These library-tables, with their laurel-crowned and altar-drum top, and altar-tripod pillar with laurel-wreathed palms and 'Apollo' griffin claws, serve to recall the triumph of the Art of Poetry.
This robust centre table form, in the French/antique manner, was introduced around 1800 by the connoisseur Thomas Hope (d. 1831), and inspired by the work of his friend Charles Percier, whose architectural work was popularised by his Recueil de Décorations Intérieures, 1801. The table's Grecian-black inlay recalls the 'Etruscan' Grecian style popularised by The Works in Architecture of Robert and James Adam, 1773; and by Baron d' Hancarville's publication of Sir William Hamilton's Collection of Etruscan, Greek and Roman Antiquities (Naples, 1766-67).
Hope may also have been assisted by his architect Charles Heathcote Tatham (d. 1842) in the invention of this form of 'round monopodium' table, which was introduced at his Adam-built Duchess Street mansion/museum, which he part furnished in 1801 with a collection of Sir William Hamilton's Grecian vases.

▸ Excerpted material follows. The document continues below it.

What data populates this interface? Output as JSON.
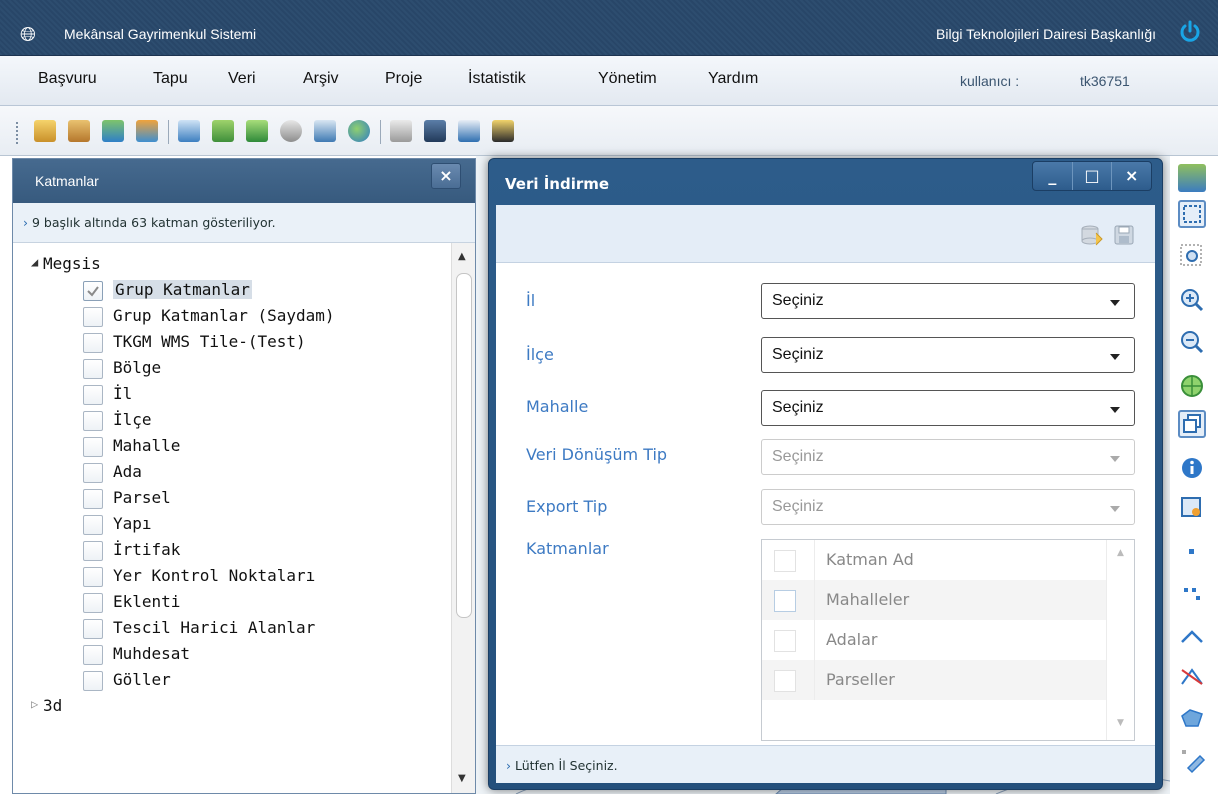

Hope's mahogany table, was ebony-inlaid with an 'Egyptian' starred diadem in harmony with the pedestal of the statue of the dawn-deity Aurora, which embellished his Breakfast Room. In 1804 Hope invited visitors to see his art collections at Duchess Street, and published a guide entitled, Household Furniture and Interior Decoration Executed from Designs by Thomas Hope, 1807 (pl. 39). The table was also engraved by Henry Moses in service as a card or 'loo' table, but with variations in its inlay, and published in Hope's Designs of Modern Costume, 1812. An enlarged edition of the latter was reissued in 1823 as A series of twenty-nine designs of Modern Costume drawn and engraved by Henry Moses, Esq. Hope's original table may also be that featured, but without the pillar inlay, in a watercolour executed about 1818 of the Small Drawing Room of his Surrey villa, The Deepdene (J. Morley, Regency Design, 1790-1840, London, 1993, p. 226 pl. LV).
The execution of the present library-table reflects the influence of the Tenterden Street cabinet-maker, George Bullock (d. 1818), whose work was lauded in R. Ackermann's The Repository of Arts, 1816. Closely related wreaths were employed by the latter on the top of a table in 'bog oak from the Isle of Man' supplied to the Duke of Atholl at a cost of £21 (A. Coleridge, 'The work of George Bullock, cabinet-maker, in Scotland I', Connoissseur, April/May 1965, p. 250, fig. 2).
The present drum table relates to two in oak, sold anonymously at Christie's, London, 5 April 2001, lot 77, and at Christie's, New York, 14 April 1984, lot 169. A closely related mahogany library-table was sold at Sotheby's, London, 12 July 1963 lot 107, whilst a satinwood and ebony-inlaid drum library-table was in the possession of the antique dealer R.A. Lee in the 1940s (R.W. Symonds, 'Some Aspects of Regency Furniture', The Antique Collector, Sept-Oct., 1948, fig.9). A table corresponding to that illustrated at Duchess Street in 1807, is in the Victoria & Albert Museum, London (D. Watkin, Regency Furniture and Interior Decoration, London, 1971).
Frustratingly little is known of the late Wilfred Evill, other than as an ardent supporter both of Brighton Pavilion Furniture and of the Prince Regents' taste. A pioneering collector of Regency furniture, alongside Lord Gerald Wellesley and Edward Knoblock, his distinguished collection of Regency furniture was sold at Sotheby's, London, 12 July 1963. This latter sale included a writing-table sold from a Private Collection Boulle to Janesen, Christie's, London, 11 June 2003, lot 174.